“That interconnectedness was front and centre as part of the problem, I believe.”

On top of this issue around resilience was the flexibility in the system, with the forced curtailments in large blocks of customers such that when the curtailment was met, there was insufficient load to rotate the outages to other customers.

“That left some customers like me without electricity for 80 hours. For me that flexibility is key for improved resilience and reliability.”

The further interconnection to the water system in the February storm was the occurrence of broken water mains and burst pipes with little or no insulation in homes left without heat in the power outages – and, notably, in which smart water metering proved crucial in the utility response.

That also raises the question across the utility ecosystem of standards for weatherisation – or as Garza terms it, winterisation – of infrastructure for infrequent but extreme cold weather events as a component of resiliency.
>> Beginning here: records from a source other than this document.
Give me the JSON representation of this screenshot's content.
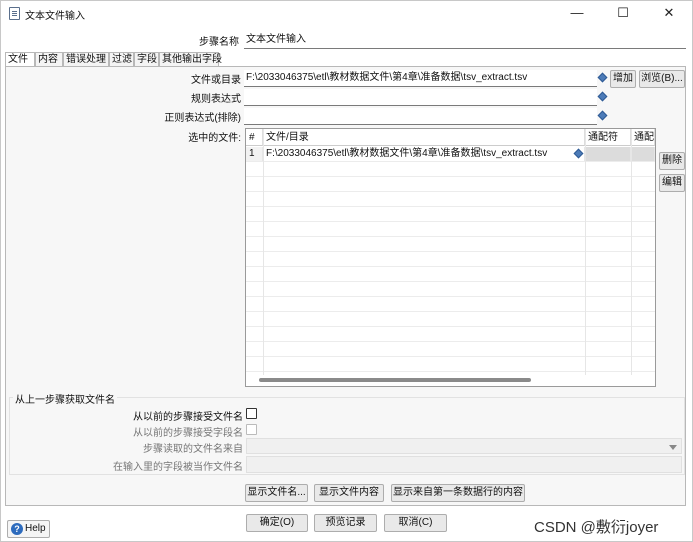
{
  "window": {
    "title": "文本文件输入",
    "minimize_glyph": "—",
    "maximize_glyph": "☐",
    "close_glyph": "✕"
  },
  "step_name": {
    "label": "步骤名称",
    "value": "文本文件输入"
  },
  "tabs": [
    {
      "label": "文件",
      "active": true
    },
    {
      "label": "内容",
      "active": false
    },
    {
      "label": "错误处理",
      "active": false
    },
    {
      "label": "过滤",
      "active": false
    },
    {
      "label": "字段",
      "active": false
    },
    {
      "label": "其他输出字段",
      "active": false
    }
  ],
  "file_tab": {
    "file_or_dir_label": "文件或目录",
    "file_or_dir_value": "F:\\2033046375\\etl\\教材数据文件\\第4章\\准备数据\\tsv_extract.tsv",
    "add_button": "增加",
    "browse_button": "浏览(B)...",
    "regex_label": "规则表达式",
    "regex_value": "",
    "exclude_regex_label": "正则表达式(排除)",
    "exclude_regex_value": "",
    "selected_files_label": "选中的文件:",
    "delete_button": "删除",
    "edit_button": "编辑",
    "grid": {
      "columns": [
        "#",
        "文件/目录",
        "通配符",
        "通配"
      ],
      "rows": [
        {
          "num": "1",
          "path": "F:\\2033046375\\etl\\教材数据文件\\第4章\\准备数据\\tsv_extract.tsv",
          "wildcard": "",
          "wildcard2": ""
        }
      ]
    }
  },
  "prev_step_group": {
    "title": "从上一步骤获取文件名",
    "accept_filenames_label": "从以前的步骤接受文件名",
    "accept_filenames_checked": false,
    "accept_fields_label": "从以前的步骤接受字段名",
    "read_from_label": "步骤读取的文件名来自",
    "read_from_value": "",
    "field_as_filename_label": "在输入里的字段被当作文件名",
    "field_as_filename_value": ""
  },
  "action_buttons": {
    "show_filenames": "显示文件名...",
    "show_file_content": "显示文件内容",
    "show_first_row_content": "显示来自第一条数据行的内容"
  },
  "footer": {
    "help": "Help",
    "ok": "确定(O)",
    "preview": "预览记录",
    "cancel": "取消(C)"
  },
  "watermark": "CSDN @敷衍joyer"
}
“I believe all of [the regular winter] actions were taken but they were just insufficient, given the depth and breadth of the very cold weather we experienced,” said Garza.